-- SUPPLIED INFORMATION follows --

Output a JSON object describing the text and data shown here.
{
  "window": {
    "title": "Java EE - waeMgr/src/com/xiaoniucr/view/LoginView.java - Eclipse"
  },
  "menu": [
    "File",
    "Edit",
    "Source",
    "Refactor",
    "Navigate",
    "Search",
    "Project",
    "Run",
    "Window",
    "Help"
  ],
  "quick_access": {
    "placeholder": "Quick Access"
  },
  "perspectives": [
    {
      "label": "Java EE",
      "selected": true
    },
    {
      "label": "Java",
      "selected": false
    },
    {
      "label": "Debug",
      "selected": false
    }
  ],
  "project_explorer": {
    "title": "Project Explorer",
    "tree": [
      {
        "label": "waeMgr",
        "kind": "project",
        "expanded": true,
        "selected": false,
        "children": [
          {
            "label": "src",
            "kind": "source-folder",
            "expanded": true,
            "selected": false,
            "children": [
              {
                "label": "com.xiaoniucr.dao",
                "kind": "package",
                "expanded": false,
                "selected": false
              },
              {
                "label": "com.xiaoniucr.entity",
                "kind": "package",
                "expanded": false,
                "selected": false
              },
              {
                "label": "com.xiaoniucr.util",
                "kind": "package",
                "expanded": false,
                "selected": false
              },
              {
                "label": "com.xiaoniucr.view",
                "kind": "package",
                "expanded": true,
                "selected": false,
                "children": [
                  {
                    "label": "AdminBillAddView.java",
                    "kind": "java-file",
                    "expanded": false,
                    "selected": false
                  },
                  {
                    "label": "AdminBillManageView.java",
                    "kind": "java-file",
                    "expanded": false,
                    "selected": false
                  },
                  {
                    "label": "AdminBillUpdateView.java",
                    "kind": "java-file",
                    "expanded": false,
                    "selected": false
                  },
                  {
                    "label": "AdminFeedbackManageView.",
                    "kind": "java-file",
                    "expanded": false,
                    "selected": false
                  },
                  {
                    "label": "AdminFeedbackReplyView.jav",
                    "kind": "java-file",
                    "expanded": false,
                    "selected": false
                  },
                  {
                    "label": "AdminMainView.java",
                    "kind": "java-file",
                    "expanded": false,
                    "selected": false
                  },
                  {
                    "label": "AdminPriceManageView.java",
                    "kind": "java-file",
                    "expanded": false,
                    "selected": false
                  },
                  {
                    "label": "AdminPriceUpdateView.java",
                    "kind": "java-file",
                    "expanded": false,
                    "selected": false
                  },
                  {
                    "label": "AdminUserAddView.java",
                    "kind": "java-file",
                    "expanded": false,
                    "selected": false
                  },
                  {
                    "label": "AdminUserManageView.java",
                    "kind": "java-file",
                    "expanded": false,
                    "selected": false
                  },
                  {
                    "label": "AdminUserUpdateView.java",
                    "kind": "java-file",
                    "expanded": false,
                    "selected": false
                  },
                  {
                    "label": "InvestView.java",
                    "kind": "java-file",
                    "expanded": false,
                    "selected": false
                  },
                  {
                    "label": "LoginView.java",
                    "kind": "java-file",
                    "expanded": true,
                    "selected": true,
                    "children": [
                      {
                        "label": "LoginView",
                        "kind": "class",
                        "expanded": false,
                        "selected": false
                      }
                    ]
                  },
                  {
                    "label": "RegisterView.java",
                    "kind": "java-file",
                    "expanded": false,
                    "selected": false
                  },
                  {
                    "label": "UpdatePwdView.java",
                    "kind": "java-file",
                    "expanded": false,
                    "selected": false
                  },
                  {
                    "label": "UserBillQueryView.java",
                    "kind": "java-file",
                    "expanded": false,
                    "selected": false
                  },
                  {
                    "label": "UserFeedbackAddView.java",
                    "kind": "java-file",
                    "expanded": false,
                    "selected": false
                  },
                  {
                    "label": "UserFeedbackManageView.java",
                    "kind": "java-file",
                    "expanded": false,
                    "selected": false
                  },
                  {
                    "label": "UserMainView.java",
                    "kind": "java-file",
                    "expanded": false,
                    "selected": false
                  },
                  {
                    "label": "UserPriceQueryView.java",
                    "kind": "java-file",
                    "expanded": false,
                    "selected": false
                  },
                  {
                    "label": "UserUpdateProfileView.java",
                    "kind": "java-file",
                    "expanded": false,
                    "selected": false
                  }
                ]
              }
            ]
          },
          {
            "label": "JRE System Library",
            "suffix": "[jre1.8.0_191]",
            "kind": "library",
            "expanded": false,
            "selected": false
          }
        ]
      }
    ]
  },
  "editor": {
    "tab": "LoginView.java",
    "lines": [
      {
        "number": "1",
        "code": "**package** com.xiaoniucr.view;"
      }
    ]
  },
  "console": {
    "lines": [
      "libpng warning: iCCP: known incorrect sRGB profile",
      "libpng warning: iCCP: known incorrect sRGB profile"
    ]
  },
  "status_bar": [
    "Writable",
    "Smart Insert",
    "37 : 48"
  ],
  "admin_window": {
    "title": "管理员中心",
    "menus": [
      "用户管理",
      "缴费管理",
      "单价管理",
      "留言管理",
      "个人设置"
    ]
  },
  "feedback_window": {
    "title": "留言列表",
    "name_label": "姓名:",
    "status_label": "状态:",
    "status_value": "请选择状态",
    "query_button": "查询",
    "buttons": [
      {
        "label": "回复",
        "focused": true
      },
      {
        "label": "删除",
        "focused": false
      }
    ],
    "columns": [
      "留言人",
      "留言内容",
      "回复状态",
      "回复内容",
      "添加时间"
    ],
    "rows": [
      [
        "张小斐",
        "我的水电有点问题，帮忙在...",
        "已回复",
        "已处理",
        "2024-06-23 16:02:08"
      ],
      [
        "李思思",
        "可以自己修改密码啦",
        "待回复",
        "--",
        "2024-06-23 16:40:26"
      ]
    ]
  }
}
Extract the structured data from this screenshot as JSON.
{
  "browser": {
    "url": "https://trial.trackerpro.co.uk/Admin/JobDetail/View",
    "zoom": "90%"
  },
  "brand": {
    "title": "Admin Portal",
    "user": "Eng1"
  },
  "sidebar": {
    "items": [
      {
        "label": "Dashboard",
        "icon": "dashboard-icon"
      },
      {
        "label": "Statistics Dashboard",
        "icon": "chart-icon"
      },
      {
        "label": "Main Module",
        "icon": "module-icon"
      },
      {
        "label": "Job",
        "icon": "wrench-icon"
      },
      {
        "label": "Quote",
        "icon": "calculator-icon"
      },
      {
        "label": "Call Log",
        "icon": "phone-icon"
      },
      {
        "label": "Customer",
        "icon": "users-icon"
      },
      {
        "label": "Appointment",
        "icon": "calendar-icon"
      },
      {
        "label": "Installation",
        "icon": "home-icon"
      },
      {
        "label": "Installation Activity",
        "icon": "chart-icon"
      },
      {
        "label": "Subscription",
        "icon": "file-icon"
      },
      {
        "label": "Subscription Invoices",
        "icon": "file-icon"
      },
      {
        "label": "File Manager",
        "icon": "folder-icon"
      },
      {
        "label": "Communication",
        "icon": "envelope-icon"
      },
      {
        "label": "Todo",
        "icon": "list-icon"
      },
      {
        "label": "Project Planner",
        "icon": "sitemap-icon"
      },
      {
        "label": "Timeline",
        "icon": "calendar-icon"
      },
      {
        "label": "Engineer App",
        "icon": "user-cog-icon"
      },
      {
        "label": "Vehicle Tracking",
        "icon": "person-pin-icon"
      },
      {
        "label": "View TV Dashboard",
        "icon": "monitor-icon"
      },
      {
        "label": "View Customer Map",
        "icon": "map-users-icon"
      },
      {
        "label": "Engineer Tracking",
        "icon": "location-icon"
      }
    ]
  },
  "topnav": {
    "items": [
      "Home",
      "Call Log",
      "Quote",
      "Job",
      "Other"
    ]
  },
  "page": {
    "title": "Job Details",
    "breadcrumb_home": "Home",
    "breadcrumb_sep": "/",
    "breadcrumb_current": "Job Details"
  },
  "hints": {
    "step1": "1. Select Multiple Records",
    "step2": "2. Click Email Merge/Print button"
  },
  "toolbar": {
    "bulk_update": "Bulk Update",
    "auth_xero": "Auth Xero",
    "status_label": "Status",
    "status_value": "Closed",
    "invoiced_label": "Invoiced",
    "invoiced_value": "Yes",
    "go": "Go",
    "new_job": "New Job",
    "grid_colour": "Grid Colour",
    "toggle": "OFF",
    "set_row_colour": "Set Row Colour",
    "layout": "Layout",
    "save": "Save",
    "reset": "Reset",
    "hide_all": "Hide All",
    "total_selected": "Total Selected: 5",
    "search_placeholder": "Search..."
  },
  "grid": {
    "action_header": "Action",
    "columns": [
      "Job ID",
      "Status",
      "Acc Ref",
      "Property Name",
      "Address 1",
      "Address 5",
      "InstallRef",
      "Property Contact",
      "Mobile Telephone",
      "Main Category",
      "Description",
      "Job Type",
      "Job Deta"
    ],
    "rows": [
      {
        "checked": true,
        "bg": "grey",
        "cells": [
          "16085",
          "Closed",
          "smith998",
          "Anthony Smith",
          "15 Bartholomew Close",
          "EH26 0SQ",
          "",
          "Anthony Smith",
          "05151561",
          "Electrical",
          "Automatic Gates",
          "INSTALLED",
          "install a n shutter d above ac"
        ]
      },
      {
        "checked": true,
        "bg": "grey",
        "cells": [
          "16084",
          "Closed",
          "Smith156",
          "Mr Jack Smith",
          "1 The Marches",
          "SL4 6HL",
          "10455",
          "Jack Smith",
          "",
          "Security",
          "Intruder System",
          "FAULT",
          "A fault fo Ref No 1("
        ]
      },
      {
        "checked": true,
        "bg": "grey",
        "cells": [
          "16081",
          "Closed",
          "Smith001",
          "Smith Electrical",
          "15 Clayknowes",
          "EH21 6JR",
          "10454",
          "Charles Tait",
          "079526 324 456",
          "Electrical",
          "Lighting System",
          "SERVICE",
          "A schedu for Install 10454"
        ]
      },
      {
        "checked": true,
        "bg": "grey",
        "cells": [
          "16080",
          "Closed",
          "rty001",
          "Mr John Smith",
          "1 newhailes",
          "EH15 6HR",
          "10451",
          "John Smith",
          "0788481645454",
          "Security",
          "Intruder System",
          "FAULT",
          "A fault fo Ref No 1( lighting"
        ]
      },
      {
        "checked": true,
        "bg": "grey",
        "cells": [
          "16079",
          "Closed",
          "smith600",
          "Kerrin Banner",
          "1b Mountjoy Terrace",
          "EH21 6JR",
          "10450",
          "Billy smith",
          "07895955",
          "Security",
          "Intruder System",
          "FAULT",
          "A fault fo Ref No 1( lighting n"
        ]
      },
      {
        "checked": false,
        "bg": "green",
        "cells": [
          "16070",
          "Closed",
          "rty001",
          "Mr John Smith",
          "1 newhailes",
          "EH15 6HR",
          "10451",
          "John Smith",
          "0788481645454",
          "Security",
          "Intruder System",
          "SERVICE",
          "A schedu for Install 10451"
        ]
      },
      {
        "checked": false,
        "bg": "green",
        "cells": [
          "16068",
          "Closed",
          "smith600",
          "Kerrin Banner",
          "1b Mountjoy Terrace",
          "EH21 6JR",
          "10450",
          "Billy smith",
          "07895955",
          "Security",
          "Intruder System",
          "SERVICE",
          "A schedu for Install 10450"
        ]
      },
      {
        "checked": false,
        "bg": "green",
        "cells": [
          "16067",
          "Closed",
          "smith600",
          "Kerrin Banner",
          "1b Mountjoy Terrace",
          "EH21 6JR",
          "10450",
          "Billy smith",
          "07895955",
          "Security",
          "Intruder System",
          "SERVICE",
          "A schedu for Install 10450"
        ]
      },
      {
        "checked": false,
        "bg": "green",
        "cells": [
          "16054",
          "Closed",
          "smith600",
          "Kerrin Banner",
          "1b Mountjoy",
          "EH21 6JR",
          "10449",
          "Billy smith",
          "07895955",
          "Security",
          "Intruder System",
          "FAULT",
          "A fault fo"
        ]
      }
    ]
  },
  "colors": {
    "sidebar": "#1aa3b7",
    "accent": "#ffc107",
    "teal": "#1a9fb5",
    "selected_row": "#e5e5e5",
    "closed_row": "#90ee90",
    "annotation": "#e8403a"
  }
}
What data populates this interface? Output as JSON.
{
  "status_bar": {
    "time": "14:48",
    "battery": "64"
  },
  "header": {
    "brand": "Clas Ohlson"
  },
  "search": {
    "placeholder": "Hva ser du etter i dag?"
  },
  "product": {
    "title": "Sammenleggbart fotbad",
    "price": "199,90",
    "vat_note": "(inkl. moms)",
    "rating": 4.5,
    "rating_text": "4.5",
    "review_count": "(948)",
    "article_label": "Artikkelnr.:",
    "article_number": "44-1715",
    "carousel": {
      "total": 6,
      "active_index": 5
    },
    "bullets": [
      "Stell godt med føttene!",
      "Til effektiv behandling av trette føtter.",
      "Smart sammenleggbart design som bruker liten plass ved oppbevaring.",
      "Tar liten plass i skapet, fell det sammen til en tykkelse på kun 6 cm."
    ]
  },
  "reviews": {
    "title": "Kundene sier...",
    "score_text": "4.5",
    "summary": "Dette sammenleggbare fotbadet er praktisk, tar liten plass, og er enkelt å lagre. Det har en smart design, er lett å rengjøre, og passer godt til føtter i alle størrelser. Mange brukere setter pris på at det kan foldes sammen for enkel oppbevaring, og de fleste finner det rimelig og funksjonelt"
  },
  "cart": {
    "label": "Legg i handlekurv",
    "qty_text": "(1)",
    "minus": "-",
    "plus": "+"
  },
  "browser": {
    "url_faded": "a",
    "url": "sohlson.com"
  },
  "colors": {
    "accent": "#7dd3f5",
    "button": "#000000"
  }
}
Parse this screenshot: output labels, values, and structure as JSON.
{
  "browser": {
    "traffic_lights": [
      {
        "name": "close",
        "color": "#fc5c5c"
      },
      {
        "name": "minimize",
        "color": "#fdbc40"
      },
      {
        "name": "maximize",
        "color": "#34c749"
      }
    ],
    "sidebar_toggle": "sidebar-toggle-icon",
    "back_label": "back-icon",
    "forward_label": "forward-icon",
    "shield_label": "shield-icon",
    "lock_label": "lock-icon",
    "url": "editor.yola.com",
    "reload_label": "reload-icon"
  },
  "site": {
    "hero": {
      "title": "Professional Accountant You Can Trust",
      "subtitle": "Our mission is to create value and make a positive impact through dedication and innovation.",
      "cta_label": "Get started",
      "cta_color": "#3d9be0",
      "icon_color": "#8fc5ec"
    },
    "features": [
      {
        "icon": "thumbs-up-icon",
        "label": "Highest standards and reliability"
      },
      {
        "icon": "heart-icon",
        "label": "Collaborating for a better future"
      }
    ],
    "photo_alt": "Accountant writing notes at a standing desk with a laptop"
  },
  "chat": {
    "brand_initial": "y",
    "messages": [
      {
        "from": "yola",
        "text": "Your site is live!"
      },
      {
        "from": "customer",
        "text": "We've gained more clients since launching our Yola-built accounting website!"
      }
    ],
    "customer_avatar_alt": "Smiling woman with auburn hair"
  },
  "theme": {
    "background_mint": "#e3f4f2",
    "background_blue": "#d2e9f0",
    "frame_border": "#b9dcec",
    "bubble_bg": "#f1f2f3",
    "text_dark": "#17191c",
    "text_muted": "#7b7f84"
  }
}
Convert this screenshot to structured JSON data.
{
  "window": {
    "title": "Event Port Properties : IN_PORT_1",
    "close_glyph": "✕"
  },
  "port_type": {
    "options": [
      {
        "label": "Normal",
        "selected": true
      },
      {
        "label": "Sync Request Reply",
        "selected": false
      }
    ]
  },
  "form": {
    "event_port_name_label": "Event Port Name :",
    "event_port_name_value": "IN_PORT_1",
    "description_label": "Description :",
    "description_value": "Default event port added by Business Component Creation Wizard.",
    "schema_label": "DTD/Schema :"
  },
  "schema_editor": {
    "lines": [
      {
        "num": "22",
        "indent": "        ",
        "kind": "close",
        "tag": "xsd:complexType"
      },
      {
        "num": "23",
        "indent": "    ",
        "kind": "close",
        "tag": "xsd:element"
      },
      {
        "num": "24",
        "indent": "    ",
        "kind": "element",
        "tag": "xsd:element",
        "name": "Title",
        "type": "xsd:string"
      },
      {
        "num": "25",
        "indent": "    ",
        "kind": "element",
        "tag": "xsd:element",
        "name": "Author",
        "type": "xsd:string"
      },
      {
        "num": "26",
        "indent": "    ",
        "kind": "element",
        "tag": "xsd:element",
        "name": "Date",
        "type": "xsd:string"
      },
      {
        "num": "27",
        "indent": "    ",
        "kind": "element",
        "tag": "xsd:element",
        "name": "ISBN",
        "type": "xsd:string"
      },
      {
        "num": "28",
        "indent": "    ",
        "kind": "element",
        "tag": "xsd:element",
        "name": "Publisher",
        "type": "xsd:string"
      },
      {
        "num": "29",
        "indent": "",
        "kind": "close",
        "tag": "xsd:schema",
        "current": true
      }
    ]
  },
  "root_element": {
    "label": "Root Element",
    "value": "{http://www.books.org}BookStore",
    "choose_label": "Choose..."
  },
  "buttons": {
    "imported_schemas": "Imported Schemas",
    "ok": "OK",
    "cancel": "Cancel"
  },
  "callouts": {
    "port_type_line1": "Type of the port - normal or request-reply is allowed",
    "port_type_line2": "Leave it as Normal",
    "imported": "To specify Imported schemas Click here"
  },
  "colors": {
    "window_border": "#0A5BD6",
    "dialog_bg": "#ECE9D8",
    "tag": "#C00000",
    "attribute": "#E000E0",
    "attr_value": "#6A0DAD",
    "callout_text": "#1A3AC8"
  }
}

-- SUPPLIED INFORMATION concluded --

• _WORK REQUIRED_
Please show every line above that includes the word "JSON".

• _ANSWER SECTION_
Output a JSON object describing the text and data shown here.
Extract the structured data from this screenshot as JSON.
What data populates this interface? Output as JSON.
Parse this screenshot: output labels, values, and structure as JSON.
Convert this screenshot to structured JSON data.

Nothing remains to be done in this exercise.